Do I need a permit to build a fence?

You may need a permit for your fence depending on a few factors such as height, material and location on your property.

You may also need a planning permit, visit get planning advice.

Your land title may also have  covenants or encumbrances that may further restrict or limit your fencing.  Refer to an up-to-date copy land title via Landata for these.

All fences that form part of a swimming pool barrier (including boundary fences or a fence forming part of outdoor play space associated with children’s services) do require a building permit.



Fences on street / property boundary

diagram – orange area

A building permit is required for the following:

  • Masonry fence over 1.2m, and over 1.5m for all other fences such as timber or steel

  • Barbed wire must be at least 150mm back from street alignment (boundary)

Corner fences

diagram – blue area

A building permit is required for the following:

  • Any fence over 1m (within 9m of point of intersection of street alignments)


Side street fence

diagram – orange area

A building permit is required for the following:

  • Masonry fence over 1.2m, and over 1.5m for all other fences such as timber or steel


Side / rear boundaries

diagram – green area

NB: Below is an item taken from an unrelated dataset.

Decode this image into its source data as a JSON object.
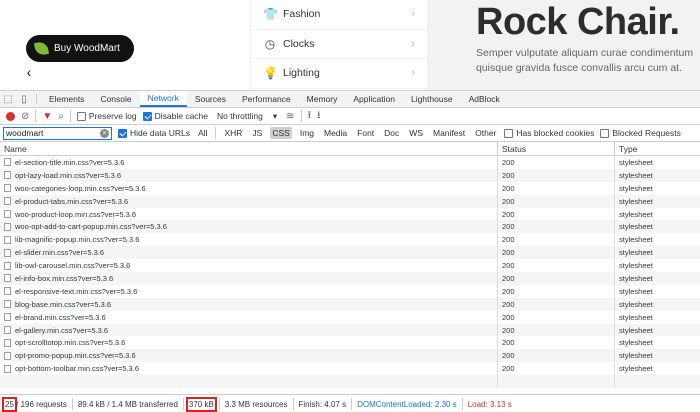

A building permit is required for the following:

  • Any fence over 2m

  • Higher fences must comply with height/length/setback limitations


Notes on boundary fences – neighbour disputes

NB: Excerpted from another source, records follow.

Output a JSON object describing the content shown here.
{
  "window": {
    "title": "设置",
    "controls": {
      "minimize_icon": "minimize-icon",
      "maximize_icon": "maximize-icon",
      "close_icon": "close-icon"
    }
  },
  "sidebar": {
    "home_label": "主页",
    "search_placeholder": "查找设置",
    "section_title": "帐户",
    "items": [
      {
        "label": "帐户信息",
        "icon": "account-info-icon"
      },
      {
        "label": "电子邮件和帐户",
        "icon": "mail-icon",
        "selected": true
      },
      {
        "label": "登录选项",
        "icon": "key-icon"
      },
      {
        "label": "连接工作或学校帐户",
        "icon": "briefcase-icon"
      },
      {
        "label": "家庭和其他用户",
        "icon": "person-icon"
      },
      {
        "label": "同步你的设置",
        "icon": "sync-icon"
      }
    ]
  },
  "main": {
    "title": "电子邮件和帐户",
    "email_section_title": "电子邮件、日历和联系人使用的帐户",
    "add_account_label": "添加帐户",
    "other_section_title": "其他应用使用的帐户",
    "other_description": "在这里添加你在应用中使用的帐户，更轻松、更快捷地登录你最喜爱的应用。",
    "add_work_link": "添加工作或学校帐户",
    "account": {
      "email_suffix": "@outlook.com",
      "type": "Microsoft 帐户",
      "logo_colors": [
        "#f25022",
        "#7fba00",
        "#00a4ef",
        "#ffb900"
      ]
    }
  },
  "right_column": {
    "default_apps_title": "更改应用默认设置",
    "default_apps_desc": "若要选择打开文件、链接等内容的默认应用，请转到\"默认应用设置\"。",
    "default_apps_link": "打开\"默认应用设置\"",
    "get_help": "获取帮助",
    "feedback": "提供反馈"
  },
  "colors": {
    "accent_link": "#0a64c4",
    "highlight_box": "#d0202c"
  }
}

Boundary Fences are governed under the Fences Act 1968, the property owner and the neighbour are equally responsible for any dividing fence. The Act outlines things such as:

  • who’ll pay for it
  • what type to build
  • what notices to send each other
  • how to resolve disputes.

Dividing fencing between a Council public park or reserve and private freehold

The Fences Amendment Act 2014 exempts municipal councils from contributing to the cost of dividing fencing between Council public parks or reserves and private freehold. This amendment recognises that fences are an improvement to the freehold land. In July 2020 Council updated its boundary fencing policy(PDF, 154KB) to incorporate this change, and Council no longer contributes to dividing fencing with public parks, public reserves, linear reserves, roads, laneways and right-of-ways. Where the dividing fence abuts a Council owned car park or community facility (halls, libraries etc) Council will contribute half costs for repairs or replacements.

Fencing in Victoria

If you want to replace or repair the boundary fence, you or your neighbour need to reach an agreement or have a Magistrate decide for you. Your local Council has no authority to resolve disputes over fencing.

Here’s some helpful information:

Boundary fences are jointly owned property, whether on the boundary or not, and so both neighbours have rights and obligations.

Generally, the building or repairing costs are split 50/50. But this depends on factors such as:

  • whether the fence needs replacing
  • if one party wants a different or more expensive fence
  • if one party has damaged the fence.

Typically, the new fence should be built the same as the old one but if one party wants something different they have to pay the extra cost. But both parties must agree.

Council approval generally is needed when properties have planning regulations - call our Planning Department on 03 5261 0600 before commencing any works to ensure you are not breaking any laws.

You should also refer to our information on fences (above) to ensure you are not breaching any building regulations – usually about height.

You need your neighbour’s consent, or to have followed the right legal process, before any building or repairing. If you don’t, you won’t be able to recover building or repair costs.

If you and your neighbour can’t agree, you can take it to the local Magistrates’ Court. Until then no one can be forced to do anything.

How can I resolve my fencing dispute?

Your local council is not there to resolve your dispute. That’s done in the local Magistrates’ Court.

If you have a fencing issue, please speak to the Dispute Settlement Centre for free confidential advice and strategies to assist you in resolving any issues.



Swimming pool and spa fences

  • Building permit is always required

  • Minimum height 1.2m

  • Specific construction requirements refer to Building Code of Australia, Volume 2, Australian Standard 1926.1 - 1993


Other Notes

  • Gates, screens and roller doors are included in these fence provisions

  • Excavations must be fenced or guarded during construction

  • Some Statutory Planning controls apply, please contact Statutory Planning on (03) 5261 0600

  • Fences adjoining Council Reserves, for example playgrounds, recreation groups, please contact Council on (03) 5261 0600.